Bottom Line: Despite this divergence, their genomes are mosaic-like, with ∼25% being introgressed from other races.This facilitates introgression and the exchange of effector repertoires, and may enable the evolution of novel races that can undergo clonal population expansion on new hosts.We discuss recent studies on hybridization in other eukaryotes such as yeast, Heliconius butterflies, Darwin's finches, sunflowers and cichlid fishes, and the implications of introgression for pathogen evolution in an agro-ecological environment.

View Article: PubMed Central - PubMed

Affiliation: The Sainsbury Laboratory, Norwich, United Kingdom.

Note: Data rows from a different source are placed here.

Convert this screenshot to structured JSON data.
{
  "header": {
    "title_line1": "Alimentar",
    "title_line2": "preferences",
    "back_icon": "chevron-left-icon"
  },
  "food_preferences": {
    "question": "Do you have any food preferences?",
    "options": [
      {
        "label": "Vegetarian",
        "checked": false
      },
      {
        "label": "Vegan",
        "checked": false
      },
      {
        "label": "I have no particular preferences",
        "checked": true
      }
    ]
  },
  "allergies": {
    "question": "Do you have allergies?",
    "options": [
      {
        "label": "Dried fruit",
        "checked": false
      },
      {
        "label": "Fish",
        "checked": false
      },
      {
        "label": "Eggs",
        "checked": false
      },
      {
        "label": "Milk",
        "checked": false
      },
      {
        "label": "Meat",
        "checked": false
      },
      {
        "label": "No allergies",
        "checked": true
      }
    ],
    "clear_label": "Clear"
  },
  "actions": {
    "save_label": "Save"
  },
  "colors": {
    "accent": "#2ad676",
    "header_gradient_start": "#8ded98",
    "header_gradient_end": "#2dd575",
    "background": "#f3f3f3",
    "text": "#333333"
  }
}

ABSTRACT
How generalist parasites with wide host ranges can evolve is a central question in parasite evolution. Albugo candida is an obligate biotrophic parasite that consists of many physiological races that each specialize on distinct Brassicaceae host species. By analyzing genome sequence assemblies of five isolates, we show they represent three races that are genetically diverged by ∼1%. Despite this divergence, their genomes are mosaic-like, with ∼25% being introgressed from other races. Sequential infection experiments show that infection by adapted races enables subsequent infection of hosts by normally non-infecting races. This facilitates introgression and the exchange of effector repertoires, and may enable the evolution of novel races that can undergo clonal population expansion on new hosts. We discuss recent studies on hybridization in other eukaryotes such as yeast, Heliconius butterflies, Darwin's finches, sunflowers and cichlid fishes, and the implications of introgression for pathogen evolution in an agro-ecological environment.

Show MeSH
Related in: MedlinePlus